After the Government rested, we discussed the bifurcation issue with counsel for all parties. (Trial Tr. 150--54, Feb. 11, 2008, Vol. III.) Richardson's trial attorney indicated that Richardson intended to testify. (Id. at 150.) In response, Coles's attorney stated that he did not have a Bruton issue if Richardson testified. (Id. at 151.) In the light of these developments, we asked the Government when it intended to introduce the affidavit and suggested that the orderly presentation would require that the Government present it in its case-in-chief. (Id. at 153.) The Government explained that it was concerned that if it offered the affidavit in its case-in-chief and Richardson then chose not to testify, the Bruton issue would re-emerge. (Id. at 154.) Richardson's attorney agreed with the Government. (Id.) Recognizing that this was an unusual situation, we decided to deal with the matter as requested by the Government and Richardson's attorney. (Id. at 153--54.) Thereafter, Richardson moved for a judgment of acquittal on all counts, arguing that the Government had not presented sufficient evidence. (Trial Tr. 22--26, Feb. 11, 2008, Vol. II.) Before responding to the substance of Richardson's motion, the Government noted that it had reserved the right to introduce Richardson's affidavit in the bifurcated portion of the trial. (Id. at 26.) We acknowledged the Government's concern about the affidavit and advised the Government to address Richardson's arguments. (Id.) We reserved ruling on the motion. (Id. at 36--37.)

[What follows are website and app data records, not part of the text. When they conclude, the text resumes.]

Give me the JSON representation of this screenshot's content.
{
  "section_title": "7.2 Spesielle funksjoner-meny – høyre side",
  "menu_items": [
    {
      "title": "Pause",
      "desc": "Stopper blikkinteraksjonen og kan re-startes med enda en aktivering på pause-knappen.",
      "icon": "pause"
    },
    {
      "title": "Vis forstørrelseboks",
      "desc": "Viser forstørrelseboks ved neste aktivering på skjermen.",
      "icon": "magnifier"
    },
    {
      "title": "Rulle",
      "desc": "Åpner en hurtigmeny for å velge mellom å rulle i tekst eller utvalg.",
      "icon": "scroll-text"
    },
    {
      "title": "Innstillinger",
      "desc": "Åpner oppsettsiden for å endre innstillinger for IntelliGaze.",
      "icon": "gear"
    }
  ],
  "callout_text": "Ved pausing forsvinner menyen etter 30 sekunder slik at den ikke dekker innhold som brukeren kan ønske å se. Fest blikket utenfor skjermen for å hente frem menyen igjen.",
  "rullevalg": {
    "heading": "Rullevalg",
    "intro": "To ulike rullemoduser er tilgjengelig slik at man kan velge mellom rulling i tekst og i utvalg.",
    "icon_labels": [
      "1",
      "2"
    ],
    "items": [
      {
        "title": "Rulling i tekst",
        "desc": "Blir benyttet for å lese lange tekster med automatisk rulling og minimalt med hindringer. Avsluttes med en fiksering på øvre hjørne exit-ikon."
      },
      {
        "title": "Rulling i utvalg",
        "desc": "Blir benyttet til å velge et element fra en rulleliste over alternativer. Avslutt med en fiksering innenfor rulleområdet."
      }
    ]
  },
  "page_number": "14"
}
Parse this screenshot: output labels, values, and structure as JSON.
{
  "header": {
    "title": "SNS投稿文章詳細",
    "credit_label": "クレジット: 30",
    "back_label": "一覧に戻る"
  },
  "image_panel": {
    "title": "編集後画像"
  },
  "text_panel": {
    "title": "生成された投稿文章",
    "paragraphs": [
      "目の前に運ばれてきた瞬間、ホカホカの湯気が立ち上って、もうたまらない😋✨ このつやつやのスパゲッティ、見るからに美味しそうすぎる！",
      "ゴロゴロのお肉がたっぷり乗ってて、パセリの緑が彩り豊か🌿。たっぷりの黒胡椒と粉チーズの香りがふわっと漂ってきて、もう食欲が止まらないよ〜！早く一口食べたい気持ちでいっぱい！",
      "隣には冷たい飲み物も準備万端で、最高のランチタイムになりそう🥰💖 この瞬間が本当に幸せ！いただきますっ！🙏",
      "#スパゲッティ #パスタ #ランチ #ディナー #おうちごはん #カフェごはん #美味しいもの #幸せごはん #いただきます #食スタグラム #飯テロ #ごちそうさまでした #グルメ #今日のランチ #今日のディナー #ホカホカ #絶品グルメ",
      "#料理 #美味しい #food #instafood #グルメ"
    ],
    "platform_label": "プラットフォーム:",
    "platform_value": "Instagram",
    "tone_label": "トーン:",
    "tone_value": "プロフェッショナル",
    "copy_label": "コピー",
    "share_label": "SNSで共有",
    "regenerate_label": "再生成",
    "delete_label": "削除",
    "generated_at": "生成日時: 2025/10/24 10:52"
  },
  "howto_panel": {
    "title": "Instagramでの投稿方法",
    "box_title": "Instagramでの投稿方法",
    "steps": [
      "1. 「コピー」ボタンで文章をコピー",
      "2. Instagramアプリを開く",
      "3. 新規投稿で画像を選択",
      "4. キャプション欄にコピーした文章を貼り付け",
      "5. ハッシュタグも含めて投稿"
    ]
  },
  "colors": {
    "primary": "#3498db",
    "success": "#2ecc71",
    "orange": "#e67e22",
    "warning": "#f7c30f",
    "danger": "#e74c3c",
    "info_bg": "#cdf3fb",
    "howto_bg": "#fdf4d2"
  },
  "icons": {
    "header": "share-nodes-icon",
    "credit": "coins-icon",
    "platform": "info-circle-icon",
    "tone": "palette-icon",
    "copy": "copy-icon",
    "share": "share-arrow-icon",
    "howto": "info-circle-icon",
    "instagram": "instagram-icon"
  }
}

We are satisfied now, as we were a trial, that there was a meeting of the minds among the Court and the parties that when the Government rested, with Counts 79 and 80 having been bifurcated, it had not closed its evidence against Richardson. Thus, Richardson cannot rely on Rule 29(b)'s requirement that we must "decide the motion on the basis of the evidence at the time the ...